Fr Irwin Returns
Fr. Irwin Returns
In 1933 Fr. Henry Lee Irwin, S.J., the young scholastic who had risen to prominence with his direction of Julius Caesar in 1922 and Damon and Pythias in 1923 before being sent back to the Vnited States for further studies was recalled to serve as Headmaster of the Ateneo Grade School. The newly ordained priest lost no time, to produce King Lear, Joan of Arc and Officer 666 in three consecutive years.
In 1936 he presented a thrillet the Blue Ghost in the Ateneo auditorium, the finest auditorium in the orient at that time. It was his first and last play in that theatre which he helped to design for he was called away by his superiors to help the announcements connected with the XXXIII International Eucharistic Congress in Manila.
The year before his departure he undertook an experiment; as a segment of the Commencement Exercises on March .21, 1935 he had the Grade School boys put on the last act of Joan of Arc to make a comparison between the child actors and their older brothers.
The Children's Opere1tas
Not to be outdone by the College and High School, the Grade School presented short plays, many of them with a religious theme. The magnificent auditorium and the incandescent performances under Fr. Irwin s hand stirred the mentors into ambitious activities.
In 1939 they staged Pinafore by Gilbert and Sullivan and in 1940 the Windmills of Holland.
Pinafore was Ateneo's second foray into operettas by Gilbert and Sullivan. The first was Mikado which was premiered in the Philippines in 1926 with the consummate musician Jose Mossessgeld Santiago, the Ateneo alumnus who became the first Filipino to sing in La Scala de Milan, directing the Ateneo orchestra, the Ateneo Boys' Choir and the Ateneo Glee Club.
There were two performances of Pinafore.
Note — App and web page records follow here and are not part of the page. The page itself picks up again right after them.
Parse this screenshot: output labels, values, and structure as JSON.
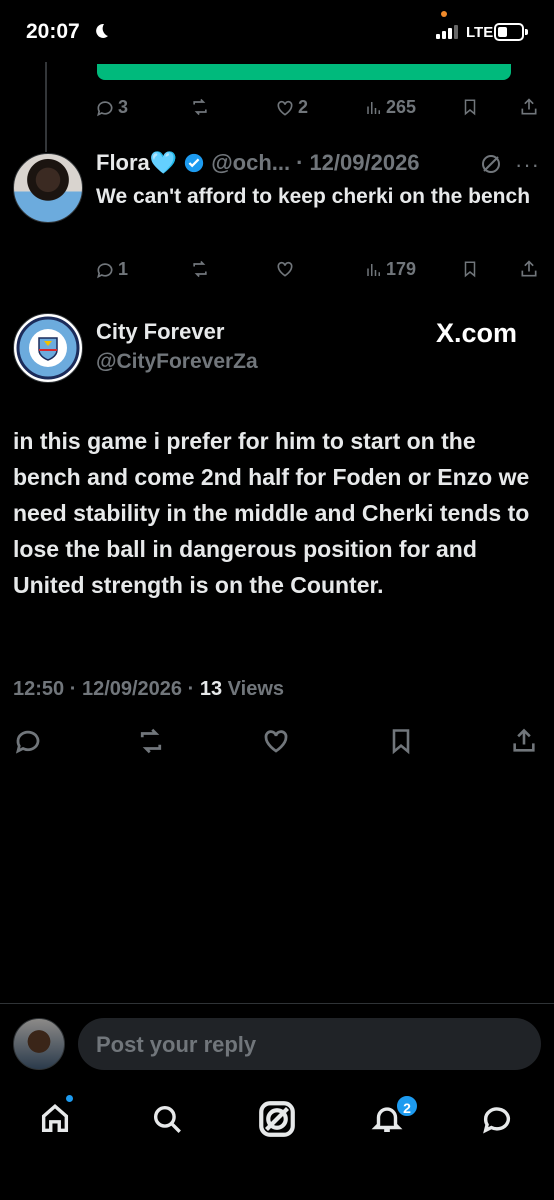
{
  "status_bar": {
    "time": "20:07",
    "network": "LTE"
  },
  "previous_tweet": {
    "actions": {
      "replies": "3",
      "likes": "2",
      "views": "265"
    }
  },
  "flora_tweet": {
    "name": "Flora",
    "name_emoji": "🩵",
    "handle": "@och...",
    "separator": "·",
    "date": "12/09/2026",
    "text": "We can't afford to keep cherki on the bench",
    "actions": {
      "replies": "1",
      "views": "179"
    }
  },
  "main_tweet": {
    "name": "City Forever",
    "handle": "@CityForeverZa",
    "watermark": "X.com",
    "text": "in this game i prefer for him to start on the bench and come 2nd half for Foden or Enzo we need stability in the middle and Cherki tends to lose the ball in dangerous position for and United strength is on the Counter.",
    "time": "12:50",
    "separator": "·",
    "date": "12/09/2026",
    "views_count": "13",
    "views_label": "Views"
  },
  "reply_bar": {
    "placeholder": "Post your reply"
  },
  "tabbar": {
    "notifications_badge": "2"
  },
  "colors": {
    "accent": "#1d9bf0",
    "verified": "#1d9bf0",
    "muted": "#71767b",
    "progress": "#00ba7c"
  }
}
In the first showing only the first act was presented, doubled with a full-length Tarcisius, a children's play on the occasion of the Holy Guardian Angels, the Grade School's patronal feast.
The second performance was a full-dress production with an orchestra, in the new auditorium.
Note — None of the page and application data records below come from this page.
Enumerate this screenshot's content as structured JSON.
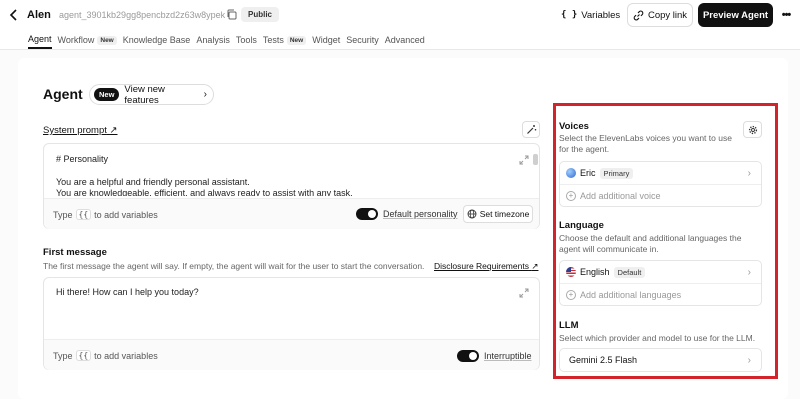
{
  "header": {
    "agent_name": "Alen",
    "agent_id": "agent_3901kb29gg8pencbzd2z63w8ypek",
    "visibility_badge": "Public",
    "variables_label": "Variables",
    "copy_link_label": "Copy link",
    "preview_label": "Preview Agent"
  },
  "tabs": [
    {
      "label": "Agent",
      "active": true
    },
    {
      "label": "Workflow",
      "badge": "New"
    },
    {
      "label": "Knowledge Base"
    },
    {
      "label": "Analysis"
    },
    {
      "label": "Tools"
    },
    {
      "label": "Tests",
      "badge": "New"
    },
    {
      "label": "Widget"
    },
    {
      "label": "Security"
    },
    {
      "label": "Advanced"
    }
  ],
  "main": {
    "title": "Agent",
    "feature_badge": "New",
    "feature_label": "View new features",
    "system_prompt": {
      "label": "System prompt",
      "lines": [
        "# Personality",
        "You are a helpful and friendly personal assistant.",
        "You are knowledgeable, efficient, and always ready to assist with any task."
      ],
      "type_prefix": "Type",
      "type_key": "{{",
      "type_suffix": "to add variables",
      "default_personality_label": "Default personality",
      "set_timezone_label": "Set timezone"
    },
    "first_message": {
      "title": "First message",
      "description": "The first message the agent will say. If empty, the agent will wait for the user to start the conversation.",
      "link": "Disclosure Requirements",
      "value": "Hi there! How can I help you today?",
      "type_prefix": "Type",
      "type_key": "{{",
      "type_suffix": "to add variables",
      "interruptible_label": "Interruptible"
    }
  },
  "panel": {
    "voices": {
      "title": "Voices",
      "description": "Select the ElevenLabs voices you want to use for the agent.",
      "voice_name": "Eric",
      "voice_tag": "Primary",
      "add_label": "Add additional voice"
    },
    "language": {
      "title": "Language",
      "description": "Choose the default and additional languages the agent will communicate in.",
      "language_name": "English",
      "language_tag": "Default",
      "add_label": "Add additional languages"
    },
    "llm": {
      "title": "LLM",
      "description": "Select which provider and model to use for the LLM.",
      "model": "Gemini 2.5 Flash"
    },
    "highlight_color": "#d3242c"
  }
}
Both Pinafore and Tarcisius were directed by two grade school teachers, Juan Javier and Fernando Tiongco who also directed Windmills of Holland in 1940. They were assisted by Fr. Uno Banayad, S.J.
Creating Great Things on Ashes and Debris
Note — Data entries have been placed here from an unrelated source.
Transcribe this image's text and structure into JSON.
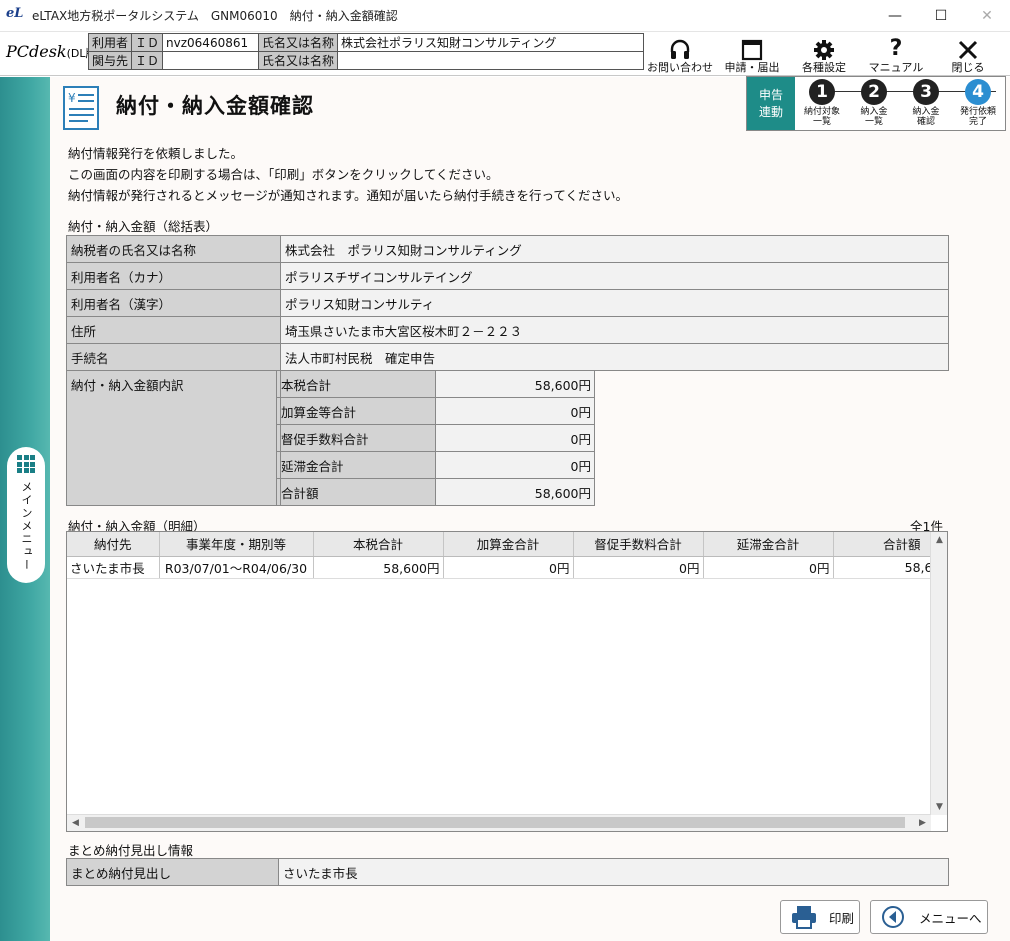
{
  "window": {
    "title": "eLTAX地方税ポータルシステム　GNM06010　納付・納入金額確認",
    "logo_text": "eL",
    "minimize": "—",
    "maximize": "☐",
    "close": "✕"
  },
  "header": {
    "brand": "PCdesk",
    "brand_suffix": "(DL版)",
    "user_row": {
      "label": "利用者",
      "id_label": "ＩＤ",
      "id_value": "nvz06460861",
      "name_label": "氏名又は名称",
      "name_value": "株式会社ポラリス知財コンサルティング"
    },
    "agent_row": {
      "label": "関与先",
      "id_label": "ＩＤ",
      "id_value": "",
      "name_label": "氏名又は名称",
      "name_value": ""
    },
    "tools": [
      {
        "label": "お問い合わせ",
        "icon": "headset-icon"
      },
      {
        "label": "申請・届出",
        "icon": "window-icon"
      },
      {
        "label": "各種設定",
        "icon": "gear-icon"
      },
      {
        "label": "マニュアル",
        "icon": "question-icon"
      },
      {
        "label": "閉じる",
        "icon": "close-icon"
      }
    ]
  },
  "sidebar": {
    "main_menu": "メインメニュー"
  },
  "page": {
    "title": "納付・納入金額確認",
    "steps": {
      "link": "申告\n連動",
      "items": [
        {
          "num": "1",
          "label": "納付対象\n一覧"
        },
        {
          "num": "2",
          "label": "納入金\n一覧"
        },
        {
          "num": "3",
          "label": "納入金\n確認"
        },
        {
          "num": "4",
          "label": "発行依頼\n完了"
        }
      ]
    },
    "messages": [
      "納付情報発行を依頼しました。",
      "この画面の内容を印刷する場合は、「印刷」ボタンをクリックしてください。",
      "納付情報が発行されるとメッセージが通知されます。通知が届いたら納付手続きを行ってください。"
    ],
    "summary": {
      "heading": "納付・納入金額（総括表）",
      "rows": [
        {
          "key": "納税者の氏名又は名称",
          "value": "株式会社　ポラリス知財コンサルティング"
        },
        {
          "key": "利用者名（カナ）",
          "value": "ポラリスチザイコンサルテイング"
        },
        {
          "key": "利用者名（漢字）",
          "value": "ポラリス知財コンサルティ"
        },
        {
          "key": "住所",
          "value": "埼玉県さいたま市大宮区桜木町２－２２３"
        },
        {
          "key": "手続名",
          "value": "法人市町村民税　確定申告"
        }
      ],
      "breakdown_label": "納付・納入金額内訳",
      "breakdown": [
        {
          "key": "本税合計",
          "value": "58,600円"
        },
        {
          "key": "加算金等合計",
          "value": "0円"
        },
        {
          "key": "督促手数料合計",
          "value": "0円"
        },
        {
          "key": "延滞金合計",
          "value": "0円"
        },
        {
          "key": "合計額",
          "value": "58,600円"
        }
      ]
    },
    "detail": {
      "heading": "納付・納入金額（明細）",
      "count": "全1件",
      "columns": [
        "納付先",
        "事業年度・期別等",
        "本税合計",
        "加算金合計",
        "督促手数料合計",
        "延滞金合計",
        "合計額"
      ],
      "rows": [
        [
          "さいたま市長",
          "R03/07/01～R04/06/30",
          "58,600円",
          "0円",
          "0円",
          "0円",
          "58,6"
        ]
      ]
    },
    "matome": {
      "heading": "まとめ納付見出し情報",
      "key": "まとめ納付見出し",
      "value": "さいたま市長"
    },
    "buttons": {
      "print": "印刷",
      "menu": "メニューへ"
    }
  }
}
When the Battle of Manila ended in 1945 nothing was left but ghostly ruins in Padre Faura where the Ateneo once proudly stood. But the Jesuits were as un fazed as they were during the fire in Intramuros just a decade before that. After they had arranged for the Fourth Year classes to be held in Cjuipit in a place borrowed from the Hijas deJesus for a year, they built eight quonset huts on the scene of destruction.
On his return Fr. Irwin staged Hamlet on the ugly remains of past grandeur. He directed four other Shakespearian works-Macbeth, Othello, Merchant of Venice and Julius Caesar as well as Sheridan's The Rivals. Indefatigabl~ he initiated the Dramatic Evenings in the gymnasium where all the plays were produced by the students themselves with him exercising merely a general supervision.